■ **Records excerpted from a collection**
--- START ---

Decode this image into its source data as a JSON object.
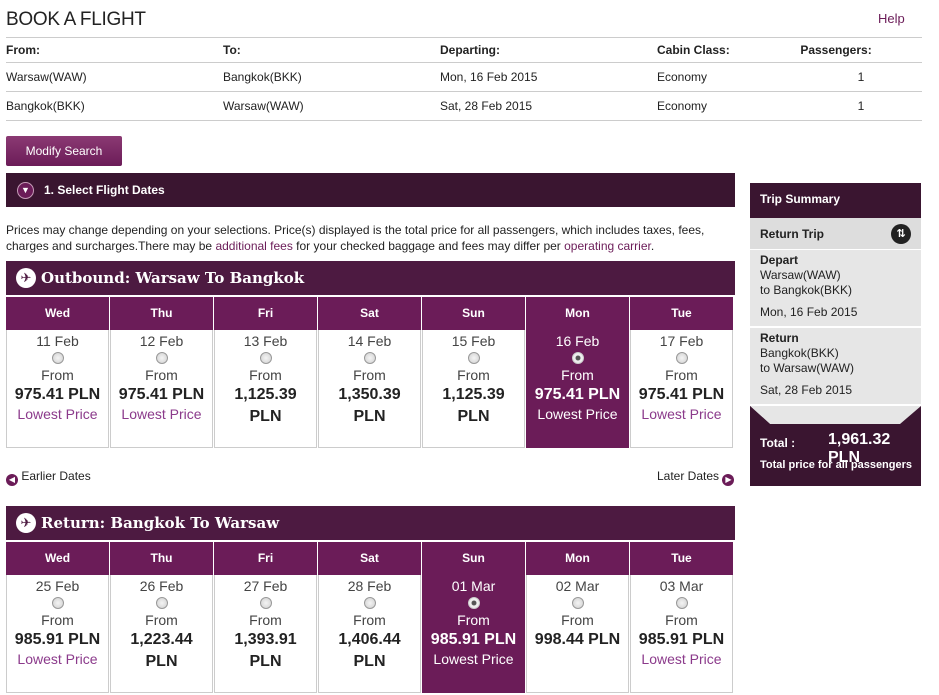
{
  "page": {
    "title": "BOOK A FLIGHT",
    "help": "Help"
  },
  "summary": {
    "headers": {
      "from": "From:",
      "to": "To:",
      "departing": "Departing:",
      "cabin": "Cabin Class:",
      "passengers": "Passengers:"
    },
    "rows": [
      {
        "from": "Warsaw(WAW)",
        "to": "Bangkok(BKK)",
        "departing": "Mon, 16 Feb 2015",
        "cabin": "Economy",
        "passengers": "1"
      },
      {
        "from": "Bangkok(BKK)",
        "to": "Warsaw(WAW)",
        "departing": "Sat, 28 Feb 2015",
        "cabin": "Economy",
        "passengers": "1"
      }
    ]
  },
  "modify_label": "Modify Search",
  "step": {
    "label": "1. Select Flight Dates"
  },
  "notice": {
    "part1": "Prices may change depending on your selections. Price(s) displayed is the total price for all passengers, which includes taxes, fees, charges and surcharges.There may be ",
    "link1": "additional fees",
    "part2": " for your checked baggage and fees may differ per ",
    "link2": "operating carrier",
    "part3": "."
  },
  "outbound": {
    "title": "Outbound: Warsaw To Bangkok",
    "days": [
      {
        "day": "Wed",
        "date": "11 Feb",
        "from": "From",
        "price": "975.41 PLN",
        "lowest": "Lowest Price"
      },
      {
        "day": "Thu",
        "date": "12 Feb",
        "from": "From",
        "price": "975.41 PLN",
        "lowest": "Lowest Price"
      },
      {
        "day": "Fri",
        "date": "13 Feb",
        "from": "From",
        "price": "1,125.39 PLN",
        "lowest": ""
      },
      {
        "day": "Sat",
        "date": "14 Feb",
        "from": "From",
        "price": "1,350.39 PLN",
        "lowest": ""
      },
      {
        "day": "Sun",
        "date": "15 Feb",
        "from": "From",
        "price": "1,125.39 PLN",
        "lowest": ""
      },
      {
        "day": "Mon",
        "date": "16 Feb",
        "from": "From",
        "price": "975.41 PLN",
        "lowest": "Lowest Price"
      },
      {
        "day": "Tue",
        "date": "17 Feb",
        "from": "From",
        "price": "975.41 PLN",
        "lowest": "Lowest Price"
      }
    ],
    "selected_index": 5
  },
  "nav": {
    "earlier": "Earlier Dates",
    "later": "Later Dates"
  },
  "return": {
    "title": "Return: Bangkok To Warsaw",
    "days": [
      {
        "day": "Wed",
        "date": "25 Feb",
        "from": "From",
        "price": "985.91 PLN",
        "lowest": "Lowest Price"
      },
      {
        "day": "Thu",
        "date": "26 Feb",
        "from": "From",
        "price": "1,223.44 PLN",
        "lowest": ""
      },
      {
        "day": "Fri",
        "date": "27 Feb",
        "from": "From",
        "price": "1,393.91 PLN",
        "lowest": ""
      },
      {
        "day": "Sat",
        "date": "28 Feb",
        "from": "From",
        "price": "1,406.44 PLN",
        "lowest": ""
      },
      {
        "day": "Sun",
        "date": "01 Mar",
        "from": "From",
        "price": "985.91 PLN",
        "lowest": "Lowest Price"
      },
      {
        "day": "Mon",
        "date": "02 Mar",
        "from": "From",
        "price": "998.44 PLN",
        "lowest": ""
      },
      {
        "day": "Tue",
        "date": "03 Mar",
        "from": "From",
        "price": "985.91 PLN",
        "lowest": "Lowest Price"
      }
    ],
    "selected_index": 4
  },
  "trip": {
    "title": "Trip Summary",
    "type": "Return Trip",
    "depart": {
      "label": "Depart",
      "from": "Warsaw(WAW)",
      "to": "to Bangkok(BKK)",
      "date": "Mon, 16 Feb 2015"
    },
    "ret": {
      "label": "Return",
      "from": "Bangkok(BKK)",
      "to": "to Warsaw(WAW)",
      "date": "Sat, 28 Feb 2015"
    },
    "total_label": "Total :",
    "total_amount": "1,961.32  PLN",
    "total_note": "Total price for all passengers"
  },
  "colors": {
    "brand": "#6b1c58",
    "dark": "#3a1530",
    "link": "#8b3a8b"
  },
  "icons": {
    "step": "chevron-down-icon",
    "plane": "plane-icon",
    "swap": "swap-icon",
    "nav": "arrow-circle-icon"
  }
}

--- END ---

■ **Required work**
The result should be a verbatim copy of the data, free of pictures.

■ **Solved exercise**
Decode this image into its source data as a JSON object.
{
  "page": {
    "title": "BOOK A FLIGHT",
    "help": "Help"
  },
  "summary": {
    "headers": {
      "from": "From:",
      "to": "To:",
      "departing": "Departing:",
      "cabin": "Cabin Class:",
      "passengers": "Passengers:"
    },
    "rows": [
      {
        "from": "Warsaw(WAW)",
        "to": "Bangkok(BKK)",
        "departing": "Mon, 16 Feb 2015",
        "cabin": "Economy",
        "passengers": "1"
      },
      {
        "from": "Bangkok(BKK)",
        "to": "Warsaw(WAW)",
        "departing": "Sat, 28 Feb 2015",
        "cabin": "Economy",
        "passengers": "1"
      }
    ]
  },
  "modify_label": "Modify Search",
  "step": {
    "label": "1. Select Flight Dates"
  },
  "notice": {
    "part1": "Prices may change depending on your selections. Price(s) displayed is the total price for all passengers, which includes taxes, fees, charges and surcharges.There may be ",
    "link1": "additional fees",
    "part2": " for your checked baggage and fees may differ per ",
    "link2": "operating carrier",
    "part3": "."
  },
  "outbound": {
    "title": "Outbound: Warsaw To Bangkok",
    "days": [
      {
        "day": "Wed",
        "date": "11 Feb",
        "from": "From",
        "price": "975.41 PLN",
        "lowest": "Lowest Price"
      },
      {
        "day": "Thu",
        "date": "12 Feb",
        "from": "From",
        "price": "975.41 PLN",
        "lowest": "Lowest Price"
      },
      {
        "day": "Fri",
        "date": "13 Feb",
        "from": "From",
        "price": "1,125.39 PLN",
        "lowest": ""
      },
      {
        "day": "Sat",
        "date": "14 Feb",
        "from": "From",
        "price": "1,350.39 PLN",
        "lowest": ""
      },
      {
        "day": "Sun",
        "date": "15 Feb",
        "from": "From",
        "price": "1,125.39 PLN",
        "lowest": ""
      },
      {
        "day": "Mon",
        "date": "16 Feb",
        "from": "From",
        "price": "975.41 PLN",
        "lowest": "Lowest Price"
      },
      {
        "day": "Tue",
        "date": "17 Feb",
        "from": "From",
        "price": "975.41 PLN",
        "lowest": "Lowest Price"
      }
    ],
    "selected_index": 5
  },
  "nav": {
    "earlier": "Earlier Dates",
    "later": "Later Dates"
  },
  "return": {
    "title": "Return: Bangkok To Warsaw",
    "days": [
      {
        "day": "Wed",
        "date": "25 Feb",
        "from": "From",
        "price": "985.91 PLN",
        "lowest": "Lowest Price"
      },
      {
        "day": "Thu",
        "date": "26 Feb",
        "from": "From",
        "price": "1,223.44 PLN",
        "lowest": ""
      },
      {
        "day": "Fri",
        "date": "27 Feb",
        "from": "From",
        "price": "1,393.91 PLN",
        "lowest": ""
      },
      {
        "day": "Sat",
        "date": "28 Feb",
        "from": "From",
        "price": "1,406.44 PLN",
        "lowest": ""
      },
      {
        "day": "Sun",
        "date": "01 Mar",
        "from": "From",
        "price": "985.91 PLN",
        "lowest": "Lowest Price"
      },
      {
        "day": "Mon",
        "date": "02 Mar",
        "from": "From",
        "price": "998.44 PLN",
        "lowest": ""
      },
      {
        "day": "Tue",
        "date": "03 Mar",
        "from": "From",
        "price": "985.91 PLN",
        "lowest": "Lowest Price"
      }
    ],
    "selected_index": 4
  },
  "trip": {
    "title": "Trip Summary",
    "type": "Return Trip",
    "depart": {
      "label": "Depart",
      "from": "Warsaw(WAW)",
      "to": "to Bangkok(BKK)",
      "date": "Mon, 16 Feb 2015"
    },
    "ret": {
      "label": "Return",
      "from": "Bangkok(BKK)",
      "to": "to Warsaw(WAW)",
      "date": "Sat, 28 Feb 2015"
    },
    "total_label": "Total :",
    "total_amount": "1,961.32  PLN",
    "total_note": "Total price for all passengers"
  },
  "colors": {
    "brand": "#6b1c58",
    "dark": "#3a1530",
    "link": "#8b3a8b"
  },
  "icons": {
    "step": "chevron-down-icon",
    "plane": "plane-icon",
    "swap": "swap-icon",
    "nav": "arrow-circle-icon"
  }
}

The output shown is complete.